January 23, 2011

Playback: Ryan Adams embraces inner rock star with “III/IV”

By Trent Moore
The Cullman Times

— When you think of Ryan Adams, a few words usually come up: “Pretentious,” “scattered,” “meandering” and “prolific” among them.

But, “concise”? “Focused”? “Rollicking”? Those aren’t normally what spring to mind.

For Adams’ latest double-disc III/IV, he finally starts to pay off on the flashes of potential that were Cardinology and Rock N Roll. Dashes of punk rock, alt-country, power pop and 80’s rock filter through this 21 song collection, which could be compared to everything from The Cars to The Strokes. Twenty-one songs may sound like overkill, but there isn’t a track among the lot that should be cut.

This is Adams’ 12th proper album (16th if you include his stint with Whiskeytown, innumerable if you include the wealth of unreleased albums he’s left languishing on the shelf) and finds the 36-year-old finally comfortable writing two-and-three minute rock songs, and having fun in the process.

He’s no longer trying to ape any certain style, or live up to the billings of indie rock greatness that have haunted him for more than a decade. Adams also seems happier, as this isn’t the downtrodden troubadour of previous albums like Heartbreaker and 29 — if you’re looking for something in a singer songwriter vein, you’ll be disappointed — this is Adams embracing his inner rock star.

Recorded four years ago and just released a few months back, III/IV was the first album recorded by Adams after sobering up in 2006, right before he began touring in support of his disc Easy Tiger. The sobriety shows, in a good way. He is more focused than he has ever been, and writes great short songs instead of meandering good ones. This album is just plain fun, and nearly every song has at least one great hook.

Highlights include the punk rock “Breakdown into the Resolve,” closing jam “Kill the Lights,” and tongue-in-cheek “Star Wars.”

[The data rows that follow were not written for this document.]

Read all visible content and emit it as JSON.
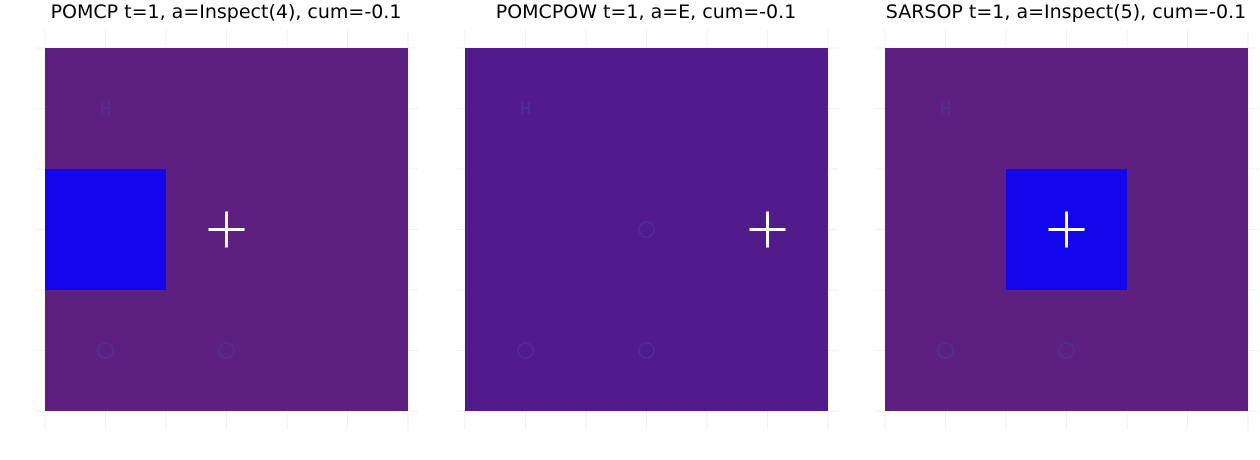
{
  "chart_data": [
    {
      "type": "heatmap",
      "title": "POMCP  t=1, a=Inspect(4), cum=-0.1",
      "grid": {
        "cols": 6,
        "rows": 6
      },
      "background_color": "#5d1f80",
      "highlight_color": "#1206ec",
      "highlights": [
        {
          "col": 1,
          "row": 3,
          "w": 2,
          "h": 2
        }
      ],
      "agent": {
        "col": 3,
        "row": 3
      },
      "markers": [
        {
          "col": 1,
          "row": 5,
          "symbol": "H"
        },
        {
          "col": 1,
          "row": 1,
          "symbol": "circle"
        },
        {
          "col": 3,
          "row": 1,
          "symbol": "circle"
        }
      ]
    },
    {
      "type": "heatmap",
      "title": "POMCPOW  t=1, a=E, cum=-0.1",
      "grid": {
        "cols": 6,
        "rows": 6
      },
      "background_color": "#521b8c",
      "highlight_color": "#1206ec",
      "highlights": [],
      "agent": {
        "col": 5,
        "row": 3
      },
      "markers": [
        {
          "col": 1,
          "row": 5,
          "symbol": "H"
        },
        {
          "col": 3,
          "row": 3,
          "symbol": "circle"
        },
        {
          "col": 1,
          "row": 1,
          "symbol": "circle"
        },
        {
          "col": 3,
          "row": 1,
          "symbol": "circle"
        }
      ]
    },
    {
      "type": "heatmap",
      "title": "SARSOP  t=1, a=Inspect(5), cum=-0.1",
      "grid": {
        "cols": 6,
        "rows": 6
      },
      "background_color": "#5d1f80",
      "highlight_color": "#1206ec",
      "highlights": [
        {
          "col": 3,
          "row": 3,
          "w": 2,
          "h": 2
        }
      ],
      "agent": {
        "col": 3,
        "row": 3
      },
      "markers": [
        {
          "col": 1,
          "row": 5,
          "symbol": "H"
        },
        {
          "col": 1,
          "row": 1,
          "symbol": "circle"
        },
        {
          "col": 3,
          "row": 1,
          "symbol": "circle"
        }
      ]
    }
  ]
}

* Trent Moore can be reached by e-mail at trentm@cullmantimes.com, or by telephone at 734-2131, ext. 220.